People with PCOS also appear to have a greater risk than others of:
- high cholesterol levels
- high blood pressure
- heart disease
- weight gain
- sleep apnea
- depression and anxiety
- poor body self-image
- endometrial cancer
According to the OWH,
Anyone who is concerned that they are unable to become pregnant or who has symptoms that may indicate PCOS should see a doctor. Even if a woman does not wish to become pregnant, getting an early diagnosis of PCOS can help to prevent complications.
There are many possible causes of infertility, but assessment for PCOS can help target treatment and improve the chances of conceiving.
If a woman does become pregnant, it is also essential to know if PCOS is present, as studies have found a higher risk of pregnancy complications with PCOS.
These complications can include:
- gestational diabetes
- premature delivery
- high blood pressure during pregnancy
There is no specific test to diagnose PCOS. A doctor makes a diagnosis based on several factors.
Tests may include:
- a physical exam
- medical history
- blood tests for hormone levels
- blood tests for glucose level
- an ultrasound scan
Currently, there is no cure for PCOS. However, treatment can increase the chances of conceiving in those who wish to become pregnant. It can also help people to manage their symptoms.

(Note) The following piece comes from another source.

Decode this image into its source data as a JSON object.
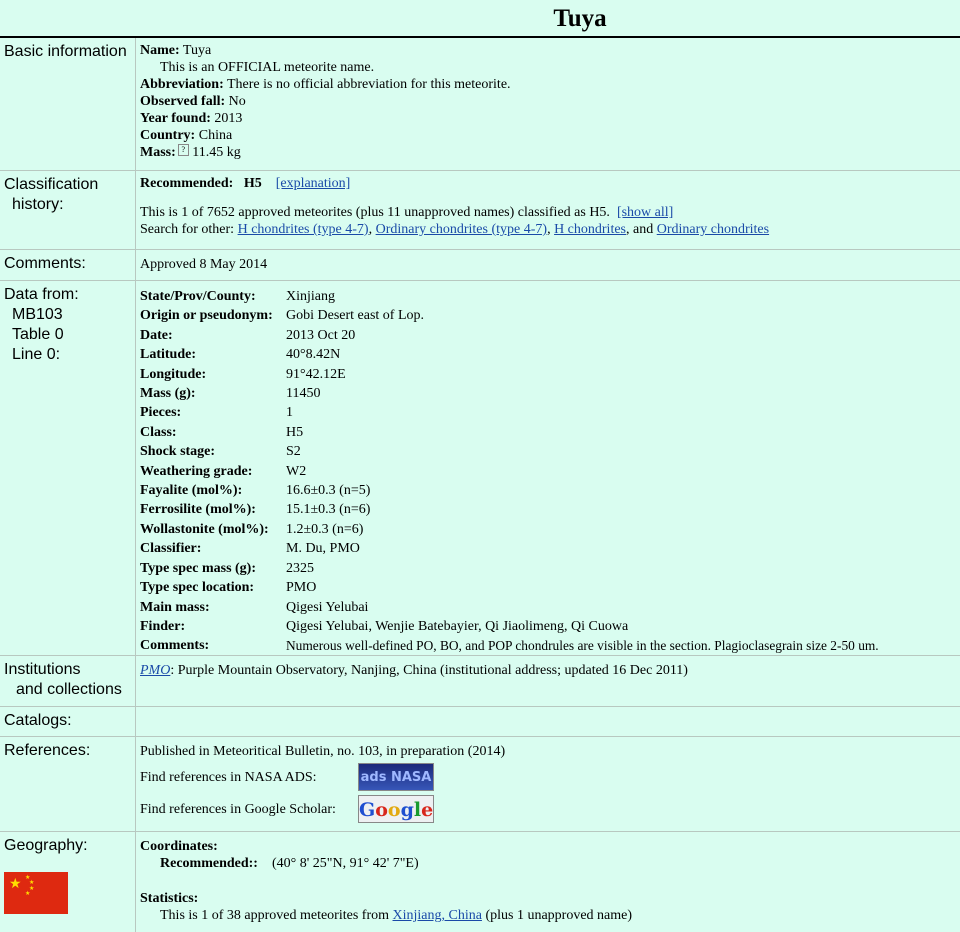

Symptoms vary between individuals, and so treatment is not always the same. Options also depend on whether or not a person wishes to become pregnant.

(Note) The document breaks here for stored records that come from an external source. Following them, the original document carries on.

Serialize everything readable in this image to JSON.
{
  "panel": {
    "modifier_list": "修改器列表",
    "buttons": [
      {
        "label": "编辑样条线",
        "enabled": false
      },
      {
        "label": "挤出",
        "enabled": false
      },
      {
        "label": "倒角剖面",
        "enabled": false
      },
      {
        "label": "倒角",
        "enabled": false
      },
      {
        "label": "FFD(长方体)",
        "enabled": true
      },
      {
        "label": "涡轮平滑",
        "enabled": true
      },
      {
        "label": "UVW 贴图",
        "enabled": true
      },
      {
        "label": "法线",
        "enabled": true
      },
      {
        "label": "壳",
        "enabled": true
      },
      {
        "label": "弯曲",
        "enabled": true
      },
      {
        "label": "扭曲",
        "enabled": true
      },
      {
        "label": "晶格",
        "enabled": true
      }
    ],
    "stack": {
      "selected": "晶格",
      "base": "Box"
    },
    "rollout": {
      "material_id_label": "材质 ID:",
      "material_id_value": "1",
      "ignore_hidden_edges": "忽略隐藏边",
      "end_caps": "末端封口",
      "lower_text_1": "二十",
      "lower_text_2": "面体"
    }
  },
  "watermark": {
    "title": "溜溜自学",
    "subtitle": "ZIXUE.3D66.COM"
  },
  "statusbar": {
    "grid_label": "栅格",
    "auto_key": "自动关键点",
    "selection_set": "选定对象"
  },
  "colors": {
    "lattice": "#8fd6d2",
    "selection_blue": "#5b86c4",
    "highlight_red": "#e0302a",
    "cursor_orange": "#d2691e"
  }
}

Treatment for PCOs symptoms may include:
- Birth control pills to help correct hormonal imbalances.
- Insulin-sensitizing drugs to improve the body’s use of insulin and so testosterone production, too.

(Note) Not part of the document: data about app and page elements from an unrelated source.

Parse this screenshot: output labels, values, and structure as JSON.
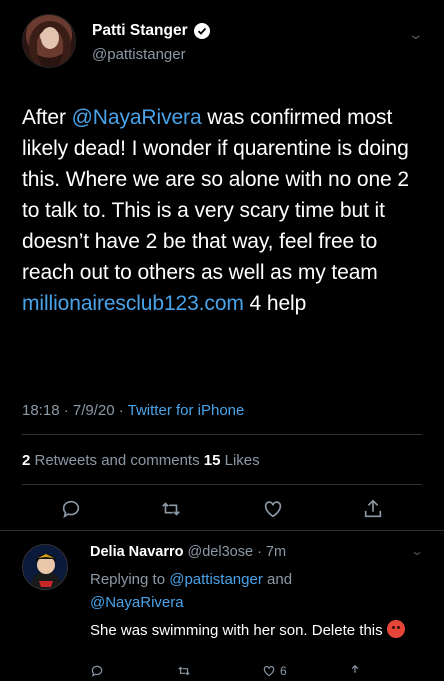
{
  "tweet": {
    "display_name": "Patti Stanger",
    "handle": "@pattistanger",
    "body": {
      "p1": "After ",
      "mention": "@NayaRivera",
      "p2": " was confirmed most likely dead! I wonder if quarentine is doing this. Where we are so alone with no one 2 to talk to. This is a very scary time but it doesn’t have 2 be that way, feel free to reach out to others as well as my team ",
      "link": "millionairesclub123.com",
      "p3": " 4 help"
    },
    "time": "18:18 · 7/9/20 · ",
    "source": "Twitter for iPhone",
    "retweets_count": "2",
    "retweets_label": " Retweets and comments  ",
    "likes_count": "15",
    "likes_label": " Likes"
  },
  "reply": {
    "display_name": "Delia Navarro",
    "handle_time": " @del3ose · 7m",
    "replying_prefix": "Replying to ",
    "replying_to_1": "@pattistanger",
    "replying_and": " and",
    "replying_to_2": "@NayaRivera",
    "text": "She was swimming with her son. Delete this ",
    "likes_count": "6"
  },
  "colors": {
    "background": "#000000",
    "link": "#4aa3e8",
    "secondary_text": "#8b98a5"
  }
}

- In the case of diabetes, medication to control blood sugar levels.
- Exercise and healthful eating to help boost overall wellbeing and control weight.
Maintaining a healthy weight can help reduce insulin and testosterone levels and improve symptoms.
If a woman wishes to become pregnant, a doctor may prescribe medications to regulate menstrual periods and encourage ovulation. Surgery may be an option if medication does not improve fertility.
Laparoscopic ovarian drilling is a surgical option. In this procedure, the surgeon makes small cuts in the abdomen and inserts a needle with an electrical current.
They use the electric current to destroy a small amount of tissue that produces testosterone on the ovary. Decreasing testosterone levels may allow regular ovulation to occur.
Below are some lifestyle tips that can help increase fertility.
For people carrying excess weight, losing weight may help balance hormonal production and increase the chances of ovulation and pregnancy.
According to the OWH, even a
People with a low weight who have difficulty conceiving may want to see their doctor as well, as this may be another risk factor for infertility.
Finding healthful ways to manage stress may also boost fertility.
Long-term stress can affect hormones. For example, ongoing stress can increase cortisol in the body, which may trigger a rise in insulin production. High insulin levels can lead to an imbalance in female sex hormones and infertility.
Tips for managing stress include:
- getting regular exercise
- balancing work and home life
- spending time with friends and family
- getting enough sleep
For some people with PCOS, a low glycemic diet may improve symptoms and fertility.
A low glycemic diet involves eating fewer foods that cause a spike in blood sugar levels.
Avoiding spikes means that blood sugar levels become more stable, resulting in lower insulin levels and less testosterone production.
PCOS is only one of the many possible causes of female infertility. Some common reasons include:
Endometriosis: A growth of uterine tissue outside of the uterus can also lead to infertility, especially when it develops in the fallopian tubes.
Structural problems: A problem with the structure of the fallopian tubes or other parts of the reproductive system can make it difficult to become pregnant.
Fibroids: These noncancerous tumors in the uterus can cause fertility problems by preventing implantation.
However, many women with fertility problems — including PCOS — can become pregnant with medical help.
The first step to take to increase the chances of pregnancy is for an individual to see a doctor and get an accurate diagnosis. By doing this, they can start treatment as soon as possible.